BEGIN
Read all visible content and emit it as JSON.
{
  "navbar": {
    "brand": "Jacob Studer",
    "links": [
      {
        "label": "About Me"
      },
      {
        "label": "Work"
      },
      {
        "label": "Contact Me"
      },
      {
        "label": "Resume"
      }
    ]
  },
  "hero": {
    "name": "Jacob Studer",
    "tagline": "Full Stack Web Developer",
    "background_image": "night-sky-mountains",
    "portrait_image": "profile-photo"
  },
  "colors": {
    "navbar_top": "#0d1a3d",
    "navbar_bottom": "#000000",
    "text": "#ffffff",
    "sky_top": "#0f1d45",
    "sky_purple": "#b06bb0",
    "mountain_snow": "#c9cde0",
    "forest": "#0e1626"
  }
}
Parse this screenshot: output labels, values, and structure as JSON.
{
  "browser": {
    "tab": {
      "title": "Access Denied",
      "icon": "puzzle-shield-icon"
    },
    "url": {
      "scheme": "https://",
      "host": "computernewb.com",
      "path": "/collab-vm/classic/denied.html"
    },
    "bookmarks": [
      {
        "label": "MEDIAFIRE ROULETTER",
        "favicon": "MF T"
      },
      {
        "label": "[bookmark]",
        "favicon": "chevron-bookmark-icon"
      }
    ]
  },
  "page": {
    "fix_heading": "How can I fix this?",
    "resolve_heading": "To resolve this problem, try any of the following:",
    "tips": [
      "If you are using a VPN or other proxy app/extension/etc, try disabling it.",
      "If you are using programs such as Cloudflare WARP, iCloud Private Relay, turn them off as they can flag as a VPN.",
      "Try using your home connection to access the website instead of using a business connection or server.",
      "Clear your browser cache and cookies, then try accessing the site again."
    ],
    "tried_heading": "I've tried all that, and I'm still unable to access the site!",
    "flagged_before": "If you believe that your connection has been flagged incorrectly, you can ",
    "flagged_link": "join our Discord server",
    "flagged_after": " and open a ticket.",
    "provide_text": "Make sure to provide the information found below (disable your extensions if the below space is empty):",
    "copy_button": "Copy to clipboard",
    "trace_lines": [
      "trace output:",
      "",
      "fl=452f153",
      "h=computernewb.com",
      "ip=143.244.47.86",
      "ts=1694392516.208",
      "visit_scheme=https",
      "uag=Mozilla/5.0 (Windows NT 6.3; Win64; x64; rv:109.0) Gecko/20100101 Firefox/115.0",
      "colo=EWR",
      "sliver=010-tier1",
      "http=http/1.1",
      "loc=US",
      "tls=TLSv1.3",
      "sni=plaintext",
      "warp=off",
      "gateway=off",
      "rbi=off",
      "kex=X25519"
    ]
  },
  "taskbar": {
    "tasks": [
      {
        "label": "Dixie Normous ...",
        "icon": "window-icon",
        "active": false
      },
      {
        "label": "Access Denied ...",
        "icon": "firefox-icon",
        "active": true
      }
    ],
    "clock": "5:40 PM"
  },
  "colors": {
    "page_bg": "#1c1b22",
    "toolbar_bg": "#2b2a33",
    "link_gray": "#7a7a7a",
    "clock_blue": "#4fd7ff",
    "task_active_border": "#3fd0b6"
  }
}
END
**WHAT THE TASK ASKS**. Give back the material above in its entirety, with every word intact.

**SOLUTION TO THIS TASK**.
Read all visible content and emit it as JSON.
{
  "navbar": {
    "brand": "Jacob Studer",
    "links": [
      {
        "label": "About Me"
      },
      {
        "label": "Work"
      },
      {
        "label": "Contact Me"
      },
      {
        "label": "Resume"
      }
    ]
  },
  "hero": {
    "name": "Jacob Studer",
    "tagline": "Full Stack Web Developer",
    "background_image": "night-sky-mountains",
    "portrait_image": "profile-photo"
  },
  "colors": {
    "navbar_top": "#0d1a3d",
    "navbar_bottom": "#000000",
    "text": "#ffffff",
    "sky_top": "#0f1d45",
    "sky_purple": "#b06bb0",
    "mountain_snow": "#c9cde0",
    "forest": "#0e1626"
  }
}
Parse this screenshot: output labels, values, and structure as JSON.
{
  "browser": {
    "tab": {
      "title": "Access Denied",
      "icon": "puzzle-shield-icon"
    },
    "url": {
      "scheme": "https://",
      "host": "computernewb.com",
      "path": "/collab-vm/classic/denied.html"
    },
    "bookmarks": [
      {
        "label": "MEDIAFIRE ROULETTER",
        "favicon": "MF T"
      },
      {
        "label": "[bookmark]",
        "favicon": "chevron-bookmark-icon"
      }
    ]
  },
  "page": {
    "fix_heading": "How can I fix this?",
    "resolve_heading": "To resolve this problem, try any of the following:",
    "tips": [
      "If you are using a VPN or other proxy app/extension/etc, try disabling it.",
      "If you are using programs such as Cloudflare WARP, iCloud Private Relay, turn them off as they can flag as a VPN.",
      "Try using your home connection to access the website instead of using a business connection or server.",
      "Clear your browser cache and cookies, then try accessing the site again."
    ],
    "tried_heading": "I've tried all that, and I'm still unable to access the site!",
    "flagged_before": "If you believe that your connection has been flagged incorrectly, you can ",
    "flagged_link": "join our Discord server",
    "flagged_after": " and open a ticket.",
    "provide_text": "Make sure to provide the information found below (disable your extensions if the below space is empty):",
    "copy_button": "Copy to clipboard",
    "trace_lines": [
      "trace output:",
      "",
      "fl=452f153",
      "h=computernewb.com",
      "ip=143.244.47.86",
      "ts=1694392516.208",
      "visit_scheme=https",
      "uag=Mozilla/5.0 (Windows NT 6.3; Win64; x64; rv:109.0) Gecko/20100101 Firefox/115.0",
      "colo=EWR",
      "sliver=010-tier1",
      "http=http/1.1",
      "loc=US",
      "tls=TLSv1.3",
      "sni=plaintext",
      "warp=off",
      "gateway=off",
      "rbi=off",
      "kex=X25519"
    ]
  },
  "taskbar": {
    "tasks": [
      {
        "label": "Dixie Normous ...",
        "icon": "window-icon",
        "active": false
      },
      {
        "label": "Access Denied ...",
        "icon": "firefox-icon",
        "active": true
      }
    ],
    "clock": "5:40 PM"
  },
  "colors": {
    "page_bg": "#1c1b22",
    "toolbar_bg": "#2b2a33",
    "link_gray": "#7a7a7a",
    "clock_blue": "#4fd7ff",
    "task_active_border": "#3fd0b6"
  }
}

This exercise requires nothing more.